  • To assist Ministries of Health in four Pacific Island Nations to develop new, or strengthen existing, RHD control programmes. The goal of this activity is to reduce death and disability caused by Acute Rheumatic Fever (ARF) in Pacific Island Nations.
Summary:

The project supports four Pacific Island countries to expand RHD control and prevention activities (Tuvalu and Nauru) and to commence RHD programmes (Kiribati and Solomon Islands). This work is based on a module that was developed by the World Heart Federation (WHF) Pacific and International programme working with Ministries of Health in Fiji, Samoa and Tonga over the past eight years.

The project has worked to establish baseline burden of disease data in the four countries, undertaking systematic case finding and echo screening of school children to determine prevalence. In addition the project has trained key staff in each country, developed national data bases and assists with health promotion and awareness activities.

Implications for policy and practice:

National RHD strategies and policies have been adopted by Ministries of Health in each country. The project team works with local staff to determine appropriate strategies and approaches to improve primary health management of known cases and to assist with early detection of new cases, to reduce the overall burden of RHD on the community and health systems. The core project team relies heavily on volunteer echo technologists and paediatric cardiologists from Australia and the Pacific region to undertake field screening activities.

Our research has found:

Following targeted case finding exercises and field echocardiography screening RHD prevalence data are now available for the school aged population in each of the four countries. The prevalence is Tuvalu school aged population is 45.5 /1000, in Nauru the prevalence was 36.6/1000, in Kiribati 20.6/1000 and in Solomon Islands 24/1000 for definite and borderline RHD. The project is currently working with each country to expand technical and training capacity to assist strengthening of RHD control.

Preliminary results are detailed in these posters - Nauru, Tuvalu, four countries.

Chief Investigator:
  • Samantha Colquhoun
Project Manager:
  • Liz Kennedy
 
Funders:

Four country project:

  • AusAID Pacific Public Health Sector Linkages Project.
Collaborators:
  • Solomon Islands Ministry of Health
  • Tuvalu Ministry of Health
  • Nauru Ministry of Health
  • Kiribati Ministry of Health
  • World Heart Federation
  • World Health Organisation
  • Secretariat of the Pacific Community
  • Centre for International Child Health, University of Melbourne
  • Telethon Child Health Research Institute
  • Cure Kids New Zealand
  • Fiji Ministry of Health and Fiji GrASP.
  1. Colquhoun, S.M., Carapetis, J.R., Kado, J.H., Steer, A.C. (2009). Rheumatic heart disease and its control in the Pacific.

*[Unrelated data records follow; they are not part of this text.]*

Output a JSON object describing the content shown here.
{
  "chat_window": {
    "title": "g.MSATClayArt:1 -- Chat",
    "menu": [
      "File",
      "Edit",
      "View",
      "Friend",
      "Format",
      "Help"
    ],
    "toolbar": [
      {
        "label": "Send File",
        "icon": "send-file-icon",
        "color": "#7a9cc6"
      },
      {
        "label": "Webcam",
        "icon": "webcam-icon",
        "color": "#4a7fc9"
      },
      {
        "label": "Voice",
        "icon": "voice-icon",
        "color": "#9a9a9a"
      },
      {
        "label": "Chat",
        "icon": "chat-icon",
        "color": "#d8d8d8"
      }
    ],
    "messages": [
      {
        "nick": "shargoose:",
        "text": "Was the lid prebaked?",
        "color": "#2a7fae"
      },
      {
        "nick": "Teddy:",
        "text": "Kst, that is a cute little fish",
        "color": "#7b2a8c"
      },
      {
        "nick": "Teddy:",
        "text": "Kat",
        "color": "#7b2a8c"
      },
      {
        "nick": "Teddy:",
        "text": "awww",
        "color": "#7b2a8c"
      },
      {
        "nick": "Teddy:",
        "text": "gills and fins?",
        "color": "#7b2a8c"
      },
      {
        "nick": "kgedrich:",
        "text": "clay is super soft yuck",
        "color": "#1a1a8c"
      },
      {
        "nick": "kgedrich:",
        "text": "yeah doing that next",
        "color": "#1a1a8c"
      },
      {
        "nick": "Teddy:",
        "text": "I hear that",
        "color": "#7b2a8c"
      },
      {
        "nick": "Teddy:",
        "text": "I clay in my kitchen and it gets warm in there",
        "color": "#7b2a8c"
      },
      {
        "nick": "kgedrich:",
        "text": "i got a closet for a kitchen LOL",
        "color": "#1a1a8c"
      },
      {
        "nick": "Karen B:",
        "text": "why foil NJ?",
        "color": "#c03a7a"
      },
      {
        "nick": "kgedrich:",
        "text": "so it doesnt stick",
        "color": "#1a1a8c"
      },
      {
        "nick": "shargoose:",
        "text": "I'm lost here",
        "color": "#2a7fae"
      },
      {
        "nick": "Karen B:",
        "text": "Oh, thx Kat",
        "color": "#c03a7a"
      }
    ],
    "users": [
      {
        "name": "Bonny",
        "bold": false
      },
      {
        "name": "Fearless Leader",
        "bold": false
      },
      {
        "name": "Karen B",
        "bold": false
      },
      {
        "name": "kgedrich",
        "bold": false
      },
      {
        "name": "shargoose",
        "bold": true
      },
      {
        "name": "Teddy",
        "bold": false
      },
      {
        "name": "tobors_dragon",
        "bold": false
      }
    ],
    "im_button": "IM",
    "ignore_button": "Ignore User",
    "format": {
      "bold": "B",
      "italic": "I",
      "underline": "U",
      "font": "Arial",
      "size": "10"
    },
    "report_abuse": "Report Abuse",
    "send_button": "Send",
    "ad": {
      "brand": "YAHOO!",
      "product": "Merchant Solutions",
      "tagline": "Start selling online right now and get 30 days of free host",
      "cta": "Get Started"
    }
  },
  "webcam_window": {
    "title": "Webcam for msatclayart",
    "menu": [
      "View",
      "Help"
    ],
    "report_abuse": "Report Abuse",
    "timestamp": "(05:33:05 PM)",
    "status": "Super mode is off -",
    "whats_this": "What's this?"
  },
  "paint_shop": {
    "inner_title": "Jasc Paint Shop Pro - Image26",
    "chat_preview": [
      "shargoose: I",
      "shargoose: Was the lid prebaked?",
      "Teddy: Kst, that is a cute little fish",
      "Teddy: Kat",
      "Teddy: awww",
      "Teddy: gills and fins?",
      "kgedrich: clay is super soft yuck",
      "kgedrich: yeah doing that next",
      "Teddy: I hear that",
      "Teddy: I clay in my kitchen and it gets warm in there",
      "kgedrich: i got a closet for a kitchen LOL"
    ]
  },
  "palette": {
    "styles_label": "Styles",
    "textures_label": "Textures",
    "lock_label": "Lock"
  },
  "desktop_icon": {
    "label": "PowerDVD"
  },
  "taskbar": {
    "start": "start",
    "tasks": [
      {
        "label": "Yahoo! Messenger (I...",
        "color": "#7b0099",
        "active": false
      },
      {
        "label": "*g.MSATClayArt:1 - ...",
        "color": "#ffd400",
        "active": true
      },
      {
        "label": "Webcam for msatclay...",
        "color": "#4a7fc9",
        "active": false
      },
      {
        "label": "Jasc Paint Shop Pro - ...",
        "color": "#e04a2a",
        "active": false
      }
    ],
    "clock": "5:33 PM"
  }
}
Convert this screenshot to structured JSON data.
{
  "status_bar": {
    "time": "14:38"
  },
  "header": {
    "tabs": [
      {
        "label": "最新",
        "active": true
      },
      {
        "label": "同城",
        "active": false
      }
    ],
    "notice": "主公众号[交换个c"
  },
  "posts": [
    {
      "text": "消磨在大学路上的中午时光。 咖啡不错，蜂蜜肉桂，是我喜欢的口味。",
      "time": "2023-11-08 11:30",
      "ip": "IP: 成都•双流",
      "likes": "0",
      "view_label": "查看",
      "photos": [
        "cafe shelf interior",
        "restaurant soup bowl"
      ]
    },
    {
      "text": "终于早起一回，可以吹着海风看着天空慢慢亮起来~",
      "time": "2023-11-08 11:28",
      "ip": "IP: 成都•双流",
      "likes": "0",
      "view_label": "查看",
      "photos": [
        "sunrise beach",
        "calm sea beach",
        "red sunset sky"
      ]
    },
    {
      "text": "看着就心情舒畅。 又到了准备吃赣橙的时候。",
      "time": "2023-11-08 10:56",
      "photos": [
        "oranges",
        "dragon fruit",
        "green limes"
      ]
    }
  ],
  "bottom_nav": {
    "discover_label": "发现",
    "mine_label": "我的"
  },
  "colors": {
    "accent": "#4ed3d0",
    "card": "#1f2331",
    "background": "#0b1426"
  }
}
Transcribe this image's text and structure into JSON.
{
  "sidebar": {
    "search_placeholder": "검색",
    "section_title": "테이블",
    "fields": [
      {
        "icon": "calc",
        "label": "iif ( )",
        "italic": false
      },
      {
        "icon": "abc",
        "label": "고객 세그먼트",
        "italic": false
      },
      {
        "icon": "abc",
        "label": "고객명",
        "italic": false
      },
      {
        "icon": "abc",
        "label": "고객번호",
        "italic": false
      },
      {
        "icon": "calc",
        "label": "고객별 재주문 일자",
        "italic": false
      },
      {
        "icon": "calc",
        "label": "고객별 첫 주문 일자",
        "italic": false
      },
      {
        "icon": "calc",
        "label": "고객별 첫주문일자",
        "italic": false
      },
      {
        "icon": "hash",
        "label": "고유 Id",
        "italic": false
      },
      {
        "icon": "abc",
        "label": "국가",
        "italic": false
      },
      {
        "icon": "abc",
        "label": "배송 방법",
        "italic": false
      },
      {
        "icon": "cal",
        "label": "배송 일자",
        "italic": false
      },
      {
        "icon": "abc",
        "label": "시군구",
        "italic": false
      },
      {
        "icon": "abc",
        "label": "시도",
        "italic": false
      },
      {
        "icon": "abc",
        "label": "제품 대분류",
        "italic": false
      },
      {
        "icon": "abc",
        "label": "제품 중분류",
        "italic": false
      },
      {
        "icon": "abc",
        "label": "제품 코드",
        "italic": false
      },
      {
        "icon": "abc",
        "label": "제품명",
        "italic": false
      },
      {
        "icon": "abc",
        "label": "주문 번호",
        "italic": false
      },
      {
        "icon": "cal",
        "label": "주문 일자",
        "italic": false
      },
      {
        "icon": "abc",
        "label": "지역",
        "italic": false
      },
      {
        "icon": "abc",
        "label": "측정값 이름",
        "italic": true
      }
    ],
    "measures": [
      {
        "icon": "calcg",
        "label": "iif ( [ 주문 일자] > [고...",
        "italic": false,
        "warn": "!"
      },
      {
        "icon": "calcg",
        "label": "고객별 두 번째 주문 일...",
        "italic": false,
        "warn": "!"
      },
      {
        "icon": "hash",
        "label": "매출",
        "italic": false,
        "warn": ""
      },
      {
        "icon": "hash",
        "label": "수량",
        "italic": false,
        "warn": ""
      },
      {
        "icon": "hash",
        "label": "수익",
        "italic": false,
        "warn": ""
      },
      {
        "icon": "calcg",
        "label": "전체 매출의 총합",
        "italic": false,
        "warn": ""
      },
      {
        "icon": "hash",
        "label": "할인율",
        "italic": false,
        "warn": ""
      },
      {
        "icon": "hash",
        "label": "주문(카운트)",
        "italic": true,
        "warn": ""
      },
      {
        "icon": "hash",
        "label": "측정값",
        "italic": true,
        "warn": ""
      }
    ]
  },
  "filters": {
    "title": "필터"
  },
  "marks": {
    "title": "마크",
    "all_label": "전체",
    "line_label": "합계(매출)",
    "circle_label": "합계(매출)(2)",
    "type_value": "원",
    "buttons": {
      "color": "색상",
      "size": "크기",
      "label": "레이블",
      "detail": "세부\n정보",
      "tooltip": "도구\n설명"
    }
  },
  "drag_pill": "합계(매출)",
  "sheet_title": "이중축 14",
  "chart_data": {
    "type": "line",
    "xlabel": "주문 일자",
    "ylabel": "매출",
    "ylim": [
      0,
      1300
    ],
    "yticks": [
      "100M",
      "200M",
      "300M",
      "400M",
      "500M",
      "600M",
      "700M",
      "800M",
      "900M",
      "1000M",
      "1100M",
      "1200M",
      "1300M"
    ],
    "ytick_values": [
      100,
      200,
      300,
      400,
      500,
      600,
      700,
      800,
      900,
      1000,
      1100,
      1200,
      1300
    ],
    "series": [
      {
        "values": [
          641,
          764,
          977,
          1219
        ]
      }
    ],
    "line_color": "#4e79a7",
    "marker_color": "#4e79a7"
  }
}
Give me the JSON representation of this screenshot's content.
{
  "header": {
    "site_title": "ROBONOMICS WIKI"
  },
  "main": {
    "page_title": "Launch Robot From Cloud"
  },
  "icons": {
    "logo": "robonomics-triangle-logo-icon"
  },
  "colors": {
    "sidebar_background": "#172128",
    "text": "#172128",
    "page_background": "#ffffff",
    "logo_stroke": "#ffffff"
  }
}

Expert Review of Cardiovascular Therapy, 7(12), 1517-24.
  2. Parks, T., Kado, J., Colquhoun, S., Carapetis, J., Steer, A. (2010). Underdiagnosis of acute rheumatic fever in primary care settings in a developing country. Tropical Medicine and International Health, 14(11), 1407-13.
  3. Steer, A.C., Colquhoun, S., Kado, J., Carapetis, J.R. (2011). Secondary prophylaxis is important for the prevention of recurrent rheumatic fever in the Pacific. Pediatric Cardiology, 32(6), 864-5.
  4. Steer, A., Colquhoun, S., Noonan, S., Kado, J., Viale, S., Carapetis, J. (2006). Control of rheumatic heart disease in the Pacific region. Pacific Health Dialogue, 13(2), 49-55.
  5. Steer, A.C., Kado, J., Colquhoun, S., Noonan, S., Babitu, T. (2006). Awareness of rheumatic heart disease. The Lancet, 367(9528), 2118
  6. Roberts, K.,Colquhoun, S., Steer, A., Remény,i B., Carapetis, J. (2012). Screening for rheumatic heart disease: current approaches and controversies. Nature Reviews Cardiology, 10(1), 49-58.